Rammer Jammer, UA’s campus magazine from the 1920s to the 1950s, often featured cover art that was surprisingly risqué for the time. Or was it?
I think we tend to see 1920s-1940s through the lens of the 1950s, with its heavily censored films (see “The Hays Code” at TV Tropes) and horribly wholesome television shows like Leave It to Beaver and Father Knows Best. We forget how much the early days of movies and television could be a bit like the wild west.
For example, a lot of people could tell you that, during the 1951-1957 run of I Love Lucy, Ricky and Lucy couldn’t sleep in the same bed or use the word “pregnant.” The fact that she was actually shown to be “expecting” was pretty daring. But I bet you didn’t know that the first show to depict a pregnancy, not to mention a couple that shared a bed, was before that — on Mary Kay and Johnny, in the late 1940s, a show now lost to history.
The 1940s are a confusing period to talk about. Sure, Hollywood movies weren’t allowed to show too much skin or bad guys getting away with their crimes, but it was also the period of bombshells like Mae West, Jean Harlow, and Veronica Lake. Perhaps it had to do with the uncertainty of WWII (1939-1945) or the end of the Great Depression. Or perhaps there was nothing odd about it at all; it just looks that way in hindsight, after the 1950s. Of course, it’s also possible we’re stereotyping the 1950s, too.

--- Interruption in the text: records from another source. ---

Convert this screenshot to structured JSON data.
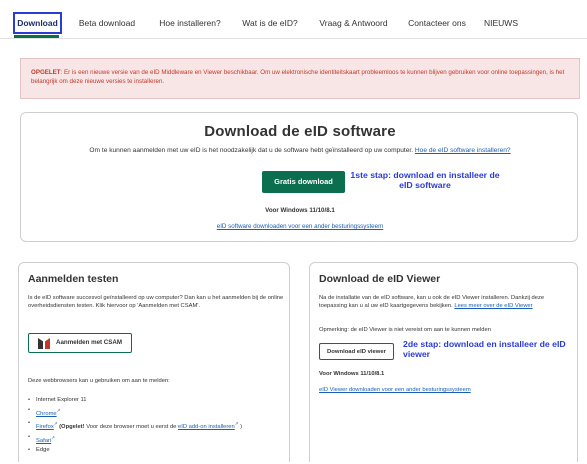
{
  "tabs": [
    {
      "label": "Download",
      "active": true
    },
    {
      "label": "Beta download"
    },
    {
      "label": "Hoe installeren?"
    },
    {
      "label": "Wat is de eID?"
    },
    {
      "label": "Vraag & Antwoord"
    },
    {
      "label": "Contacteer ons"
    },
    {
      "label": "NIEUWS"
    }
  ],
  "alert": {
    "prefix": "OPGELET",
    "text": ": Er is een nieuwe versie van de eID Middleware en Viewer beschikbaar. Om uw elektronische identiteitskaart probleemloos te kunnen blijven gebruiken voor online toepassingen, is het belangrijk om deze nieuwe versies te installeren."
  },
  "main": {
    "title": "Download de eID software",
    "subtitle": "Om te kunnen aanmelden met uw eID is het noodzakelijk dat u de software hebt geïnstalleerd op uw computer.",
    "subtitle_link": "Hoe de eID software installeren?",
    "button": "Gratis download",
    "step_note": "1ste stap: download en installeer de eID software",
    "windows_note": "Voor Windows 11/10/8.1",
    "other_os_link": "eID software downloaden voor een ander besturingssysteem"
  },
  "login": {
    "title": "Aanmelden testen",
    "text": "Is de eID software succesvol geïnstalleerd op uw computer? Dan kan u het aanmelden bij de online overheidsdiensten testen. Klik hiervoor op 'Aanmelden met CSAM'.",
    "button": "Aanmelden met CSAM",
    "browsers_intro": "Deze webbrowsers kan u gebruiken om aan te melden:",
    "browsers": {
      "ie": "Internet Explorer 11",
      "chrome": "Chrome",
      "firefox": "Firefox",
      "firefox_note_bold": "(Opgelet!",
      "firefox_note": " Voor deze browser moet u eerst de ",
      "firefox_link": "eID add-on installeren",
      "firefox_close": " )",
      "safari": "Safari",
      "edge": "Edge"
    }
  },
  "viewer": {
    "title": "Download de eID Viewer",
    "text": "Na de installatie van de eID software, kan u ook de eID Viewer installeren. Dankzij deze toepassing kan u al uw eID kaartgegevens bekijken.",
    "more_link": "Lees meer over de eID Viewer",
    "remark": "Opmerking: de eID Viewer is niet vereist om aan te kunnen melden",
    "button": "Download eID viewer",
    "step_note": "2de stap: download en installeer de eID viewer",
    "windows_note": "Voor Windows 11/10/8.1",
    "other_os_link": "eID Viewer downloaden voor een ander besturingssysteem"
  },
  "icons": {
    "external": "external-link-icon",
    "csam": "csam-logo-icon"
  },
  "colors": {
    "primary_green": "#0b6e4f",
    "annotation_blue": "#2b3bd6",
    "alert_red": "#c0392b",
    "link_blue": "#1a5db4"
  }
}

What’s certain: Rammer Jammer cover art usually echoes the trends of the era, especially in the depiction of the female form.

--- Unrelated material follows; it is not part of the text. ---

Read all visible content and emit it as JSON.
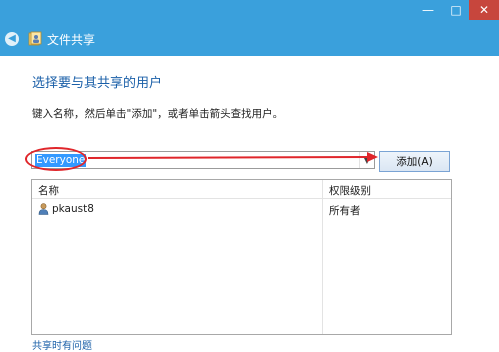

Before WWI, there was the Gibson Girl, created by Charles Dana Gibson.
She was a species of the New Woman, and she was a bit controversial (see “The Gibson Girls: The Kardashians of the Early 1900s” at mental_floss), but pop culture hadn’t seen anything yet.
The 1920s flapper was a new breed. Jazz Age illustrators like Russell Patterson and John Held Jr. immortalized these more daring women of the Roaring Twenties, often in an Art Deco kind of style. Their kin can be found on the 1920s covers of Rammer Jammer, beginning at its inception in 1925. Click on any image below to see a larger version.
If you’ve ever seen calendars that feature stylized illustrations of scantily clad pinups girls, like those of Alberto Vargas or Gil Elvgren, you maybe won’t be too shocked by the Rammer Jammer covers of the 1930s. Early in the decade, they seem to ride the line between being provocative and being realistic, depicting students in anything from modest long skirts to clinging gowns and underclothes. Later, they point to the movement toward head shots.
The 1940s see a transition to using photographs of real women rather than illustrations. Though the Vargas Girls and Elvgren Girls still held some sway, the Rammer Jammer staff still seems a bit torn between the modest co-ed (1940-1046) and the more provocative “Sweater Girl” (1947-1949).
Rammer Jammer ended its run in 1956. Before it did, it put out lots of pinup-style photos. On the October 1951 cover (below), the photograph is actually being tacked up onto the wall by an illustrated male student. There were girls as sweet as Betty Grable or as saucy as Bettie Page, whether in photos or drawings. Certainly changes my opinion of the supposedly bland, conservative 1950s!